Whether it’s homegrown or a vendor solution, most carriers
have agent portals, explains Steven Kaye, researcher and knowledge manager for Novarica. The differences lie in the functionality they offer.
“The one point I’d like to emphasize is with so many carriers
enhancing functionality or straight-up transformation, there’s a
minimum level of functionality you need to be an effective car-
rier,” says Kaye. “There are leading-edge practices, but I’d say a
functional easy-to-use agent portal is table stakes at this point.”
Portals have served as valu-
able tools for insurers, according
to Kay, in part because of their
simplicity and the relative low cost
to put together a basic informa-
tional portal compared to the time
and resources required for major
Larger carriers tend to enhance
their existing functionality;
smaller carriers typically upgrade
or replace portals as part of larger
system transformation, according
For some lines, such as specialty lines, portals are not as
strong in transactional capabilities because there are exceptions or special cases. Specialty lines insurers look for real-time
upload and download, building out quoting and application
submission capabilities, and trying to extend account service
capabilities to brokers.
“Part of the challenge for these insurers is they work with
a large number and wide variety of distributors,” says Kaye.
“Some distributors want rate, quote, and issue capabilities, while
others want to handle rate and issuance themselves and just
Kaye’s report, Business and Technology Trends: Agent Portals,
found there is increased activity with consumer portals and
activity varies among product lines. Some carriers view the dis-
tributor as the end user as opposed to the customer, but at this
point much of the work being done involves enhancing existing
functionality or replacing/upgrading a portal as part of a larger
suite transformation, depending on the size of the carrier.
Kaye believes there is an opportunity for real-time collaboration with underwriters in today’s portals, which is something
agents always value.
Entering the Portal
Portals have become an effective tool to improve the relationship between car-
riers and agencies even in the face of a changing economy.
Corner the Market
“For most carriers it’s more an asynchronous collaboration,
but some leading-edge capabilities include real-time collabo-
ration with underwriters, co-browsing, and chat functionality,”
he says. “It’s part of a larger customer focus, which we’ve seen
in the last few years. It’s true for agents as well as consumers.
People have higher expectations for what they do online.”
Higher expectations are mainly derived from mobile solu-
tions and devices. Mobility is increasingly important—either
via smartphones or tablets—especially on the life and defined
contribution side of the business, according to Kaye.
“There is more expectation that you should be able to access
the same functionality in the field as you do in the office,” he
says. “We’re seeing an uptick in illustrations for the life side, but
there’s work to do in terms of making it commonplace.”
Also on the life side, Kaye believes the main focus is on
online application submission, quick quotes, indirect video
marketing, single sign-on, illustrations, and integrating with

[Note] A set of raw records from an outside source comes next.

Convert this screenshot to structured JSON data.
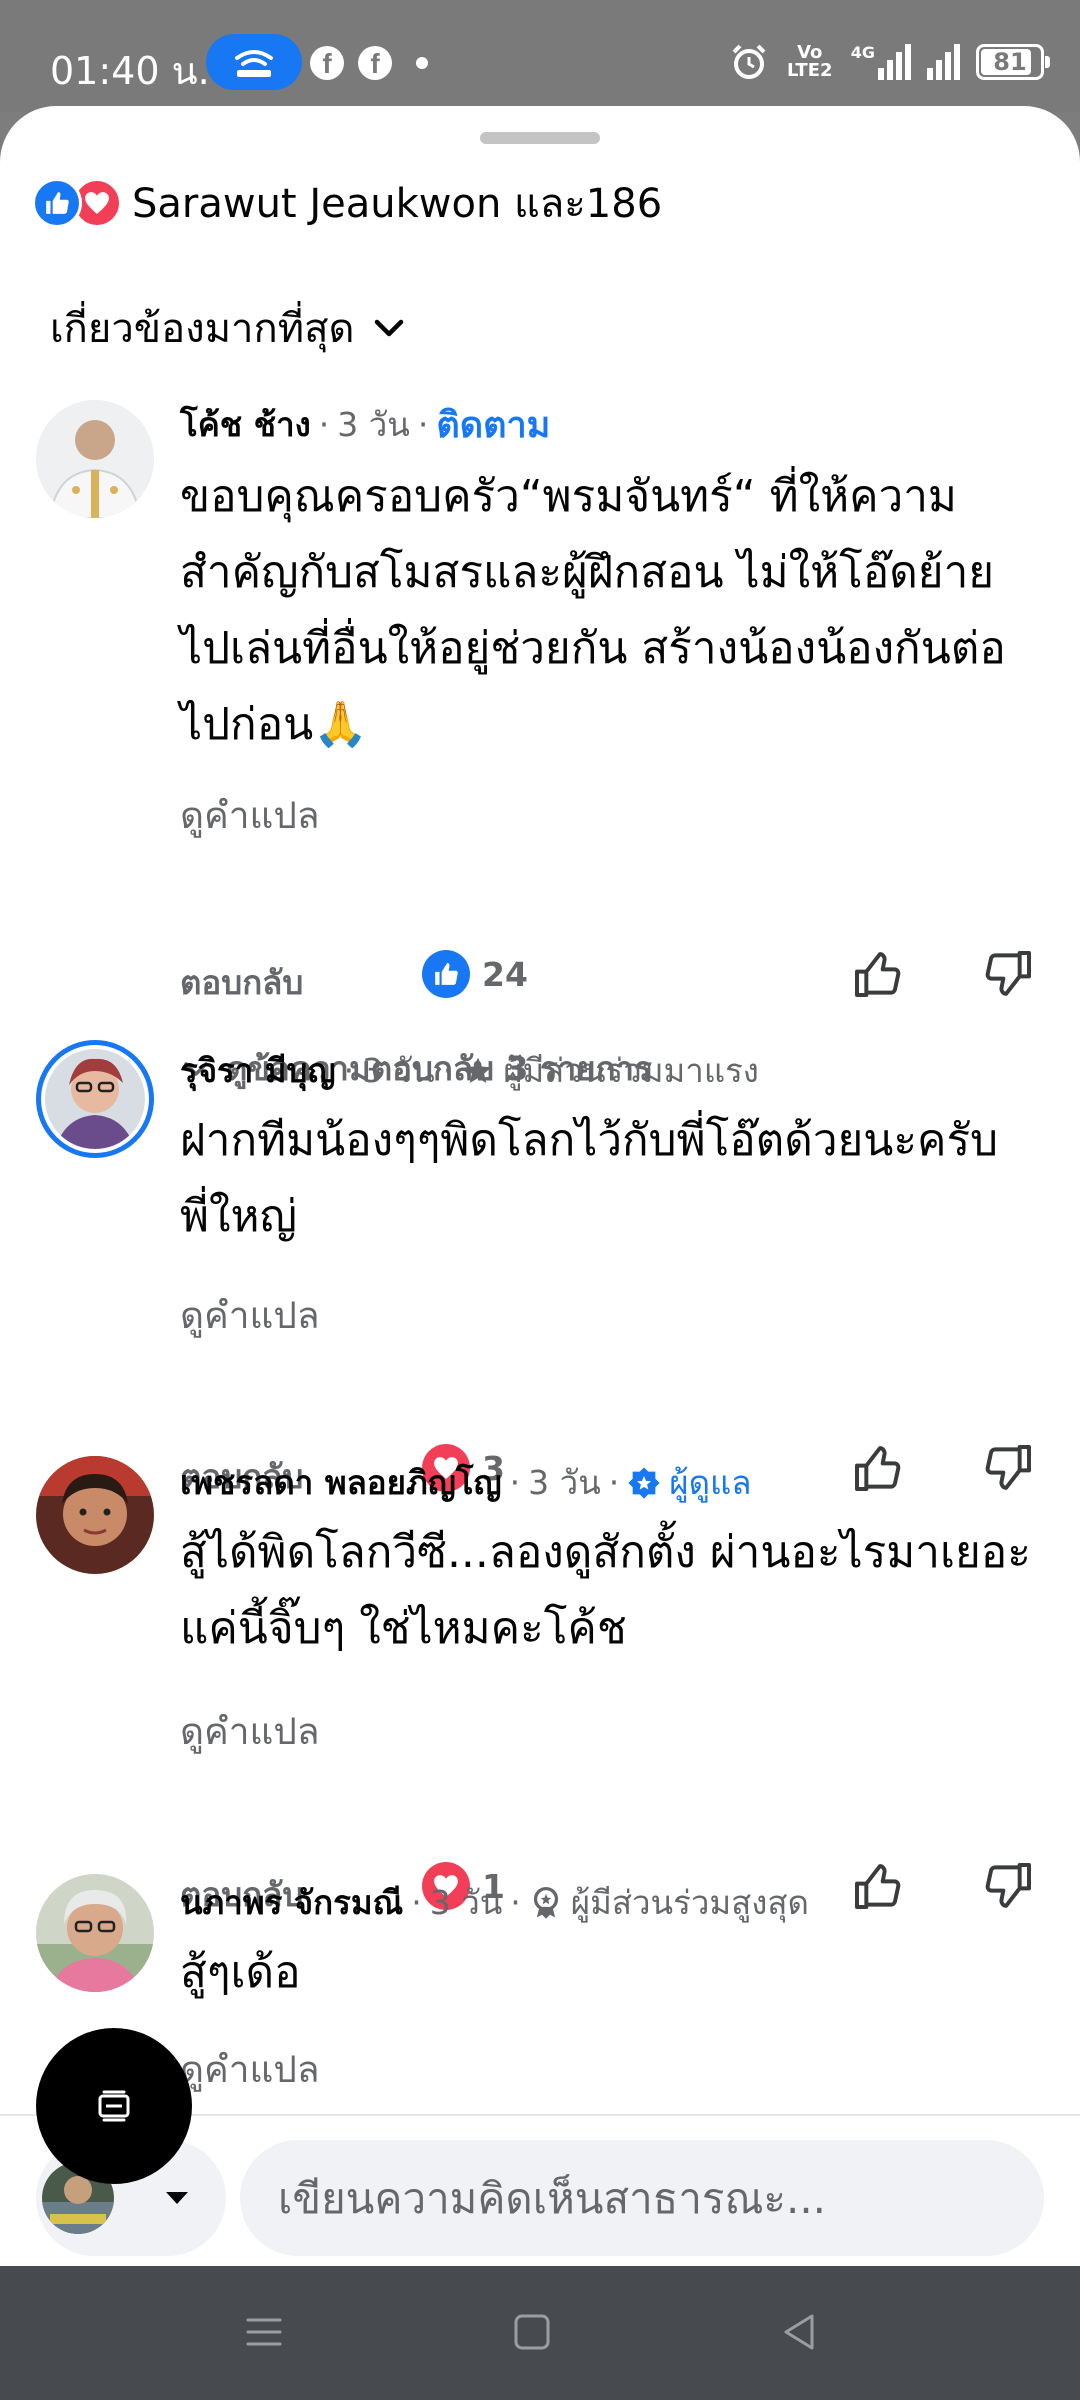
{
  "status_bar": {
    "time": "01:40 น.",
    "battery": "81",
    "battery_level": 0.81,
    "network": "4G",
    "volte": "Vo LTE2"
  },
  "reactions": {
    "summary": "Sarawut Jeaukwon และ186",
    "icons": [
      "like-icon",
      "love-icon"
    ]
  },
  "sort": {
    "label": "เกี่ยวข้องมากที่สุด"
  },
  "comments": [
    {
      "name": "โค้ช ช้าง",
      "time": "3 วัน",
      "extra": "ติดตาม",
      "text": "ขอบคุณครอบครัว“พรมจันทร์“ ที่ให้ความสำคัญกับสโมสรและผู้ฝึกสอน ไม่ให้โอ๊ดย้ายไปเล่นที่อื่นให้อยู่ช่วยกัน สร้างน้องน้องกันต่อไปก่อน🙏￼",
      "see_translation": "ดูคำแปล",
      "reply": "ตอบกลับ",
      "reaction_type": "like",
      "reaction_count": "24",
      "view_replies": "ดูข้อความตอบกลับ 3 รายการ"
    },
    {
      "name": "รุจิรา มีบุญ",
      "time": "3 วัน",
      "badge": "ผู้มีส่วนร่วมมาแรง",
      "text": "ฝากทีมน้องๆๆพิดโลกไว้กับพี่โอ๊ตด้วยนะครับ พี่ใหญ่",
      "see_translation": "ดูคำแปล",
      "reply": "ตอบกลับ",
      "reaction_type": "love",
      "reaction_count": "3"
    },
    {
      "name": "เพชรลดา พลอยภิญโญ",
      "time": "3 วัน",
      "badge": "ผู้ดูแล",
      "text": "สู้ได้พิดโลกวีซี...ลองดูสักตั้ง ผ่านอะไรมาเยอะ แค่นี้จิ๊บๆ ใช่ไหมคะโค้ช",
      "see_translation": "ดูคำแปล",
      "reply": "ตอบกลับ",
      "reaction_type": "love",
      "reaction_count": "1"
    },
    {
      "name": "นภาพร จักรมณี",
      "time": "3 วัน",
      "badge": "ผู้มีส่วนร่วมสูงสุด",
      "text": "สู้ๆเด้อ",
      "see_translation": "ดูคำแปล"
    }
  ],
  "composer": {
    "placeholder": "เขียนความคิดเห็นสาธารณะ..."
  },
  "colors": {
    "facebook_blue": "#1877f2",
    "love_red": "#f33e58",
    "secondary_text": "#65676b"
  }
}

e-applications. For P&C, he points out there are differences
between personal lines and commercial lines.
“For personal lines, multilines, and, to some extent, workers’

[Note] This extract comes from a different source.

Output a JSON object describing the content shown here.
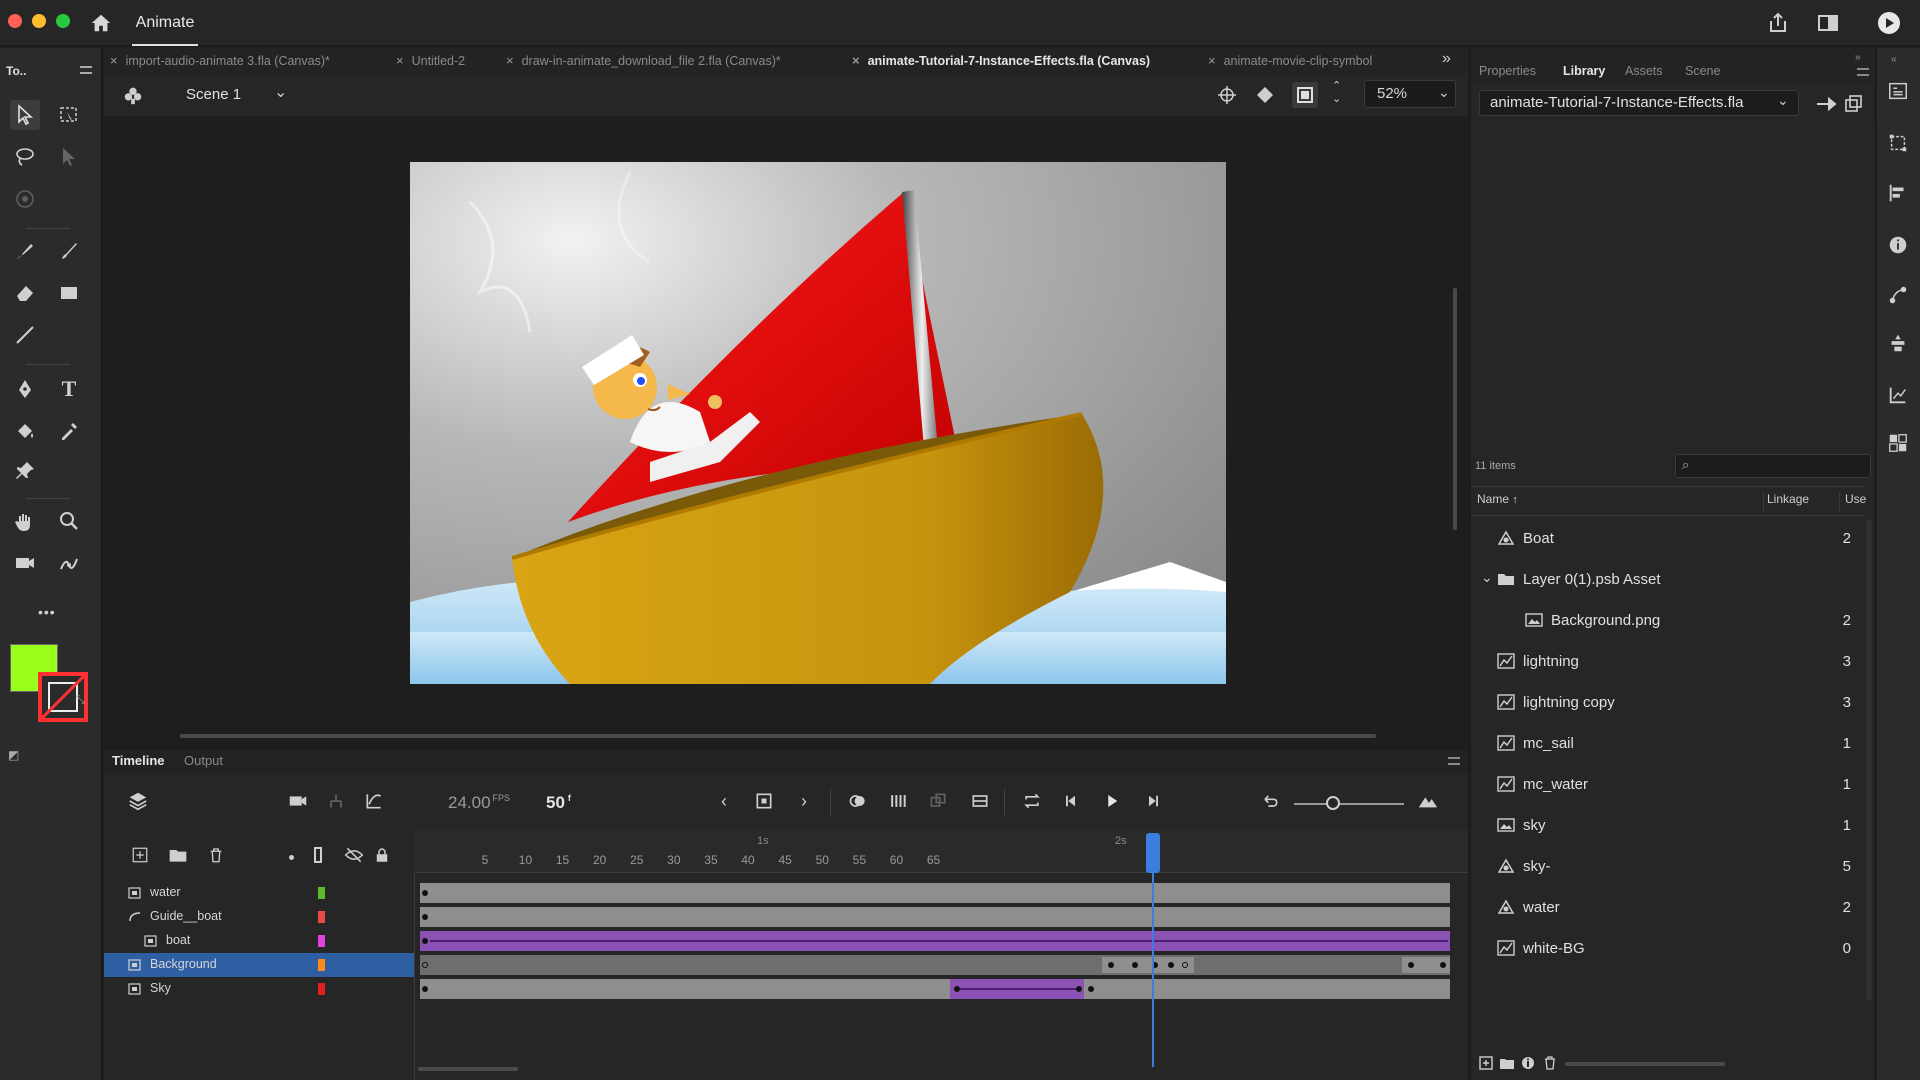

compensation, you are seeing more online application sub-
mission, and quick quotes, similar to life insurance because
they both are fairly simple products,” says Kaye. “Commercial
lines can be more challenging because of the complexity of the
products. There are increasing efforts to enable applications for
commercial lines policies online. I expect that will be a moving
target, especially on the small commercial side.”
Kaye believes insurers face a several issues in terms of re-
al-time capabilities in terms of quotes.
“Commercial download can be challenging,” he says.
“Commercial lines carriers have more interest in capturing files
and importing spreadsheets. I’d say there is some commonal-
ity in terms of online applications and single sign-on between
the two sectors and probably more from a policy transaction
perspective going on in personal lines and life; individual life in
In the future, Kaye hopes there is more of a shift to real-time
collaboration, but he is cautious in estimating how long that will
take for insurers to figure out.
“In general, I think there will be continuing emphasis on
how to streamline the process and make their company attractive to agents in terms of basic functionality,” he says. “
Transaction capabilities will only grow for both sectors—P&C and